Medical cannabis can be heated and made into oils, butters, and tinctures
Many cannabis clubs carry pre-made cookies, brownies, lollipops, and teas Drug Delivery: Oral Sativex (combination of THC and cannabinoil)
Liquefied version of marijuana extract is sprayed onto the oral cavity and absorbed through mucosal tissue Drug Delivery: Oral (medicalmarijuana.procon.org, 2012) 11. Michigan (2008)
12. Montana (2004)
13. Nevada (2000)
14. New Jersey (2010)
15. New Mexico (2007)
16. Oregon (1998)
17. Rhode Island (2006)
18. Vermont (2004)
19. Washington (1998) 1. Alaska (1998)
2. Arizona (2010)
3. California (1996)
4. Colorado (2000)
5. Connecticut (2012)
6. DC (2010)
7. Delaware (2011)
8. Hawaii (2000)
9. Maine (1999)
10. Massachusetts (2012) 19 Legal Medical Marijuana States (Grilly & Salamone, 2012) Binds to CB1 cannabinoid receptors in the human brain
Mimic naturally occurring endocannabinoids produced within the brain, but with more powerful effects. THC Mode of Action http://www.cnn.com/2012/12/05/us/washington-marijuana-legalization QUESTIONS? by Cindy Y. F. Chia Untested drug as to quality, safety and efficacy

Physician's liability around prescription and supply

Potential harm to the patient-physician relationship resulting from polarized positions

The advocacy roles of the courts and government in codifying an untested medical prescription

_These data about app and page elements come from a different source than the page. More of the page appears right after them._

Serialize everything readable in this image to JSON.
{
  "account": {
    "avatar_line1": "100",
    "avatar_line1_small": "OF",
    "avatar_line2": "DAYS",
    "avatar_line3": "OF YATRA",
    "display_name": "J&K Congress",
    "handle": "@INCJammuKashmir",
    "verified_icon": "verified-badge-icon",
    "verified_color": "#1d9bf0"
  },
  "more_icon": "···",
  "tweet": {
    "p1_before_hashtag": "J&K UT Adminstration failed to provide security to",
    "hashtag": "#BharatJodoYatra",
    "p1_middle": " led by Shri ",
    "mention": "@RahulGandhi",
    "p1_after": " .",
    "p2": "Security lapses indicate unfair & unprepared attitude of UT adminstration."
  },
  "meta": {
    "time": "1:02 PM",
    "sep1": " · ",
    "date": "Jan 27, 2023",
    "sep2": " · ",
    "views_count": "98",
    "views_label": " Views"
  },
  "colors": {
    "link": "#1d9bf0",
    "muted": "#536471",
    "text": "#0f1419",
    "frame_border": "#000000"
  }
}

The disconnect in public perceptions between smoked marijuana vs smoked tobacco
(Elkashef et al., 2008) Facts Marijuana is not a drug itself
Refers to plant material, which contains 400 different chemicals.
More than 60 of which are specific to cannabis
These chemicals are referred to cannabinoids
Most are probably not psychoactive even in high doses

(Grilly & Salamone, 2012) Brain on Drugs: Marijuana Cannabis dependency is less determined by physical than by psychological factors Dependency (Lamarine, 2008) Drug & The Brain
Tolerance
Withdrawal
Dependency
Efficacy
Safety
Health Benefits
Disorders used to treat
Side Effects
Acute Effects
Chronic Effects
Article The word, "marijuana" derived from what language?

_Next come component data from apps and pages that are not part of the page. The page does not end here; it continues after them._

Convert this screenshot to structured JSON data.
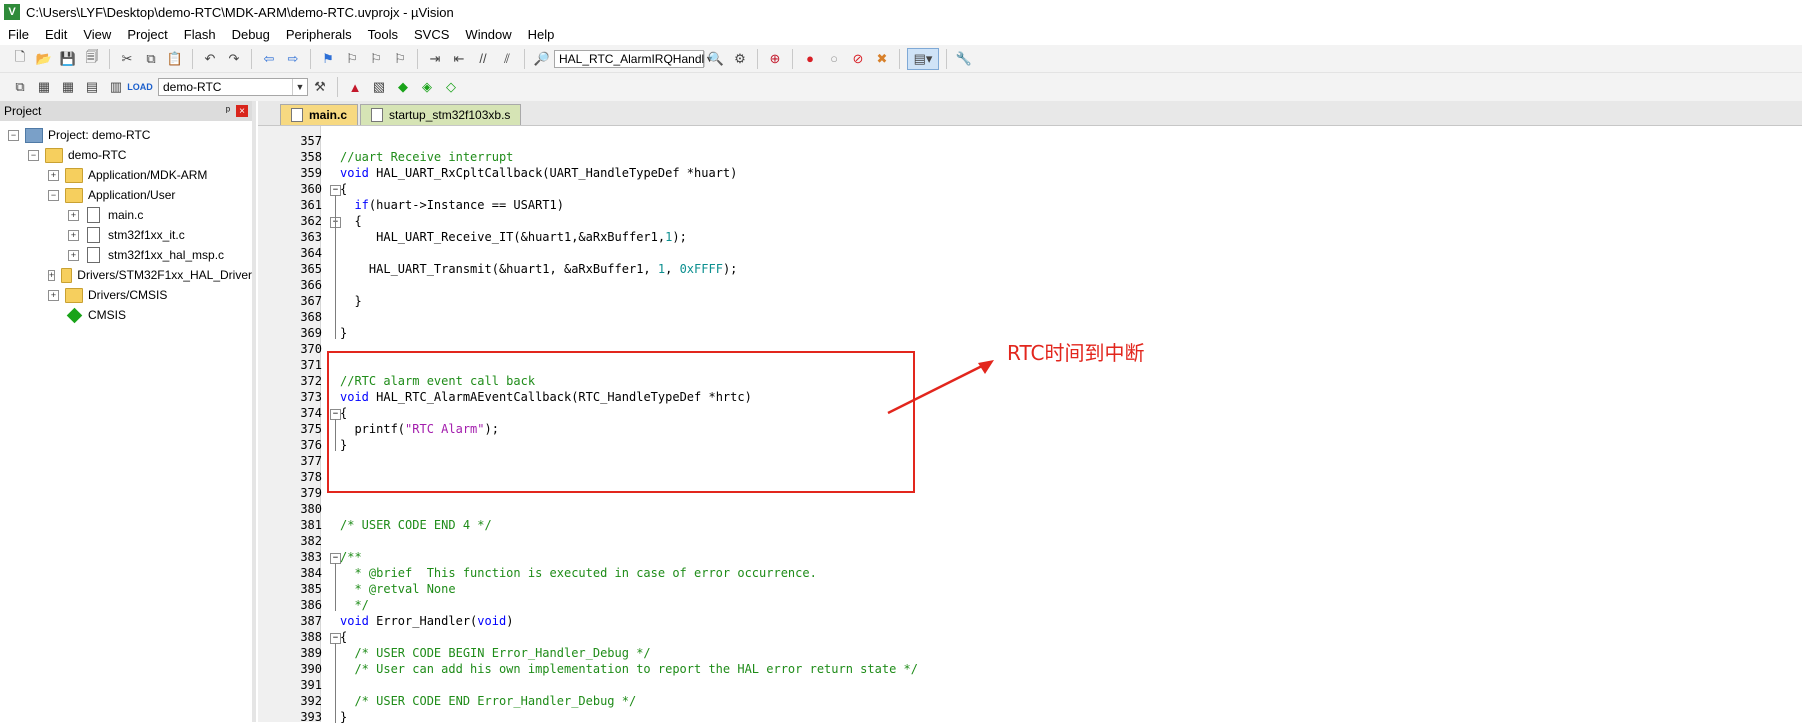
{
  "window": {
    "title": "C:\\Users\\LYF\\Desktop\\demo-RTC\\MDK-ARM\\demo-RTC.uvprojx - µVision"
  },
  "menu": [
    "File",
    "Edit",
    "View",
    "Project",
    "Flash",
    "Debug",
    "Peripherals",
    "Tools",
    "SVCS",
    "Window",
    "Help"
  ],
  "toolbar1": {
    "function_combo": "HAL_RTC_AlarmIRQHandl"
  },
  "toolbar2": {
    "target_combo": "demo-RTC"
  },
  "project_panel": {
    "title": "Project",
    "pin": "ᵖ",
    "close": "×",
    "tree": [
      {
        "label": "Project: demo-RTC",
        "level": 0,
        "expander": "−",
        "icon": "project-icon"
      },
      {
        "label": "demo-RTC",
        "level": 1,
        "expander": "−",
        "icon": "target-icon"
      },
      {
        "label": "Application/MDK-ARM",
        "level": 2,
        "expander": "+",
        "icon": "folder-icon"
      },
      {
        "label": "Application/User",
        "level": 2,
        "expander": "−",
        "icon": "folder-icon"
      },
      {
        "label": "main.c",
        "level": 3,
        "expander": "+",
        "icon": "file-icon"
      },
      {
        "label": "stm32f1xx_it.c",
        "level": 3,
        "expander": "+",
        "icon": "file-icon"
      },
      {
        "label": "stm32f1xx_hal_msp.c",
        "level": 3,
        "expander": "+",
        "icon": "file-icon"
      },
      {
        "label": "Drivers/STM32F1xx_HAL_Driver",
        "level": 2,
        "expander": "+",
        "icon": "folder-icon"
      },
      {
        "label": "Drivers/CMSIS",
        "level": 2,
        "expander": "+",
        "icon": "folder-icon"
      },
      {
        "label": "CMSIS",
        "level": 2,
        "expander": "",
        "icon": "diamond-icon"
      }
    ]
  },
  "editor": {
    "tabs": [
      {
        "label": "main.c",
        "active": true
      },
      {
        "label": "startup_stm32f103xb.s",
        "active": false
      }
    ],
    "lines": [
      {
        "num": "357",
        "fold": "",
        "tokens": []
      },
      {
        "num": "358",
        "fold": "",
        "tokens": [
          {
            "t": "//uart Receive interrupt",
            "c": "comment"
          }
        ]
      },
      {
        "num": "359",
        "fold": "",
        "tokens": [
          {
            "t": "void",
            "c": "kw"
          },
          {
            "t": " HAL_UART_RxCpltCallback(UART_HandleTypeDef *huart)",
            "c": "plain"
          }
        ]
      },
      {
        "num": "360",
        "fold": "−",
        "tokens": [
          {
            "t": "{",
            "c": "plain"
          }
        ]
      },
      {
        "num": "361",
        "fold": "",
        "tokens": [
          {
            "t": "  ",
            "c": "plain"
          },
          {
            "t": "if",
            "c": "kw"
          },
          {
            "t": "(huart->Instance == USART1)",
            "c": "plain"
          }
        ]
      },
      {
        "num": "362",
        "fold": "−",
        "tokens": [
          {
            "t": "  {",
            "c": "plain"
          }
        ]
      },
      {
        "num": "363",
        "fold": "",
        "tokens": [
          {
            "t": "     HAL_UART_Receive_IT(&huart1,&aRxBuffer1,",
            "c": "plain"
          },
          {
            "t": "1",
            "c": "num"
          },
          {
            "t": ");",
            "c": "plain"
          }
        ]
      },
      {
        "num": "364",
        "fold": "",
        "tokens": []
      },
      {
        "num": "365",
        "fold": "",
        "tokens": [
          {
            "t": "    HAL_UART_Transmit(&huart1, &aRxBuffer1, ",
            "c": "plain"
          },
          {
            "t": "1",
            "c": "num"
          },
          {
            "t": ", ",
            "c": "plain"
          },
          {
            "t": "0xFFFF",
            "c": "num"
          },
          {
            "t": ");",
            "c": "plain"
          }
        ]
      },
      {
        "num": "366",
        "fold": "",
        "tokens": []
      },
      {
        "num": "367",
        "fold": "",
        "tokens": [
          {
            "t": "  }",
            "c": "plain"
          }
        ]
      },
      {
        "num": "368",
        "fold": "",
        "tokens": []
      },
      {
        "num": "369",
        "fold": "",
        "tokens": [
          {
            "t": "}",
            "c": "plain"
          }
        ]
      },
      {
        "num": "370",
        "fold": "",
        "tokens": []
      },
      {
        "num": "371",
        "fold": "",
        "tokens": []
      },
      {
        "num": "372",
        "fold": "",
        "tokens": [
          {
            "t": "//RTC alarm event call back",
            "c": "comment"
          }
        ]
      },
      {
        "num": "373",
        "fold": "",
        "tokens": [
          {
            "t": "void",
            "c": "kw"
          },
          {
            "t": " HAL_RTC_AlarmAEventCallback(RTC_HandleTypeDef *hrtc)",
            "c": "plain"
          }
        ]
      },
      {
        "num": "374",
        "fold": "−",
        "tokens": [
          {
            "t": "{",
            "c": "plain"
          }
        ]
      },
      {
        "num": "375",
        "fold": "",
        "tokens": [
          {
            "t": "  printf(",
            "c": "plain"
          },
          {
            "t": "\"RTC Alarm\"",
            "c": "str"
          },
          {
            "t": ");",
            "c": "plain"
          }
        ]
      },
      {
        "num": "376",
        "fold": "",
        "tokens": [
          {
            "t": "}",
            "c": "plain"
          }
        ]
      },
      {
        "num": "377",
        "fold": "",
        "tokens": []
      },
      {
        "num": "378",
        "fold": "",
        "tokens": []
      },
      {
        "num": "379",
        "fold": "",
        "tokens": []
      },
      {
        "num": "380",
        "fold": "",
        "tokens": []
      },
      {
        "num": "381",
        "fold": "",
        "tokens": [
          {
            "t": "/* USER CODE END 4 */",
            "c": "comment"
          }
        ]
      },
      {
        "num": "382",
        "fold": "",
        "tokens": []
      },
      {
        "num": "383",
        "fold": "−",
        "tokens": [
          {
            "t": "/**",
            "c": "comment"
          }
        ]
      },
      {
        "num": "384",
        "fold": "",
        "tokens": [
          {
            "t": "  * @brief  This function is executed in case of error occurrence.",
            "c": "comment"
          }
        ]
      },
      {
        "num": "385",
        "fold": "",
        "tokens": [
          {
            "t": "  * @retval None",
            "c": "comment"
          }
        ]
      },
      {
        "num": "386",
        "fold": "",
        "tokens": [
          {
            "t": "  */",
            "c": "comment"
          }
        ]
      },
      {
        "num": "387",
        "fold": "",
        "tokens": [
          {
            "t": "void",
            "c": "kw"
          },
          {
            "t": " Error_Handler(",
            "c": "plain"
          },
          {
            "t": "void",
            "c": "kw"
          },
          {
            "t": ")",
            "c": "plain"
          }
        ]
      },
      {
        "num": "388",
        "fold": "−",
        "tokens": [
          {
            "t": "{",
            "c": "plain"
          }
        ]
      },
      {
        "num": "389",
        "fold": "",
        "tokens": [
          {
            "t": "  /* USER CODE BEGIN Error_Handler_Debug */",
            "c": "comment"
          }
        ]
      },
      {
        "num": "390",
        "fold": "",
        "tokens": [
          {
            "t": "  /* User can add his own implementation to report the HAL error return state */",
            "c": "comment"
          }
        ]
      },
      {
        "num": "391",
        "fold": "",
        "tokens": []
      },
      {
        "num": "392",
        "fold": "",
        "tokens": [
          {
            "t": "  /* USER CODE END Error_Handler_Debug */",
            "c": "comment"
          }
        ]
      },
      {
        "num": "393",
        "fold": "",
        "tokens": [
          {
            "t": "}",
            "c": "plain"
          }
        ]
      }
    ]
  },
  "annotation": {
    "text": "RTC时间到中断",
    "color": "#e2261d"
  },
  "colors": {
    "comment": "#1f8c19",
    "keyword": "#0000ff",
    "string": "#a31dad",
    "number": "#0b8f8f"
  }
}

A. Mexican-Spanish
B. Latin-Spanish What is the medical name of marijuana?

A. Cannabinoids
B. Cannabis What is the name of one of the major psychoactive
chemical in marijuana?

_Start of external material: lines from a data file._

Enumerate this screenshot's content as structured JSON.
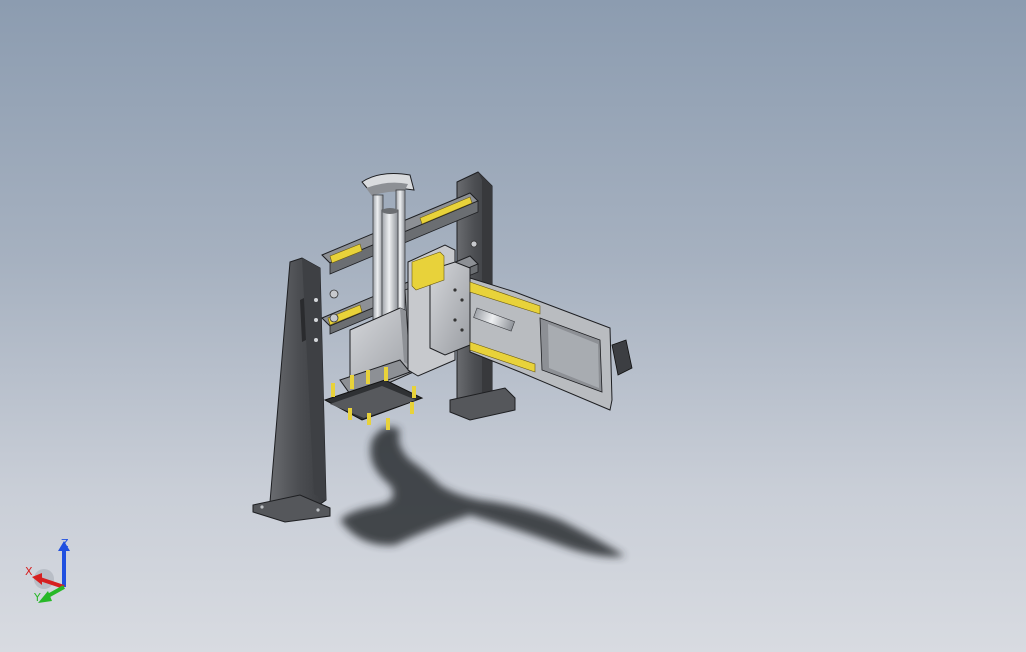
{
  "viewport": {
    "background_top": "#8c9cb0",
    "background_bottom": "#d8dbe1"
  },
  "model": {
    "frame_color": "#5b5d60",
    "plate_color": "#b9bcc0",
    "rail_accent": "#e8d23a",
    "shadow_color": "#2b2d31"
  },
  "triad": {
    "x_label": "X",
    "y_label": "Y",
    "z_label": "Z",
    "x_color": "#d62020",
    "y_color": "#28b828",
    "z_color": "#2050e0"
  }
}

A. Cannabinoids
B. Delta-9-tetrahydrocannabinoil (THC) What are the two methods of
administration of medical marijuana?

A. Oral & Inhalation
B. IV & Inhalation What is the first country to codify
the use of herbal marijuana for medicinal purposes?

A. United Kingdom
B. Canada What is the tolerance rate for marijuana use?

A. High
B. Low
Full transcript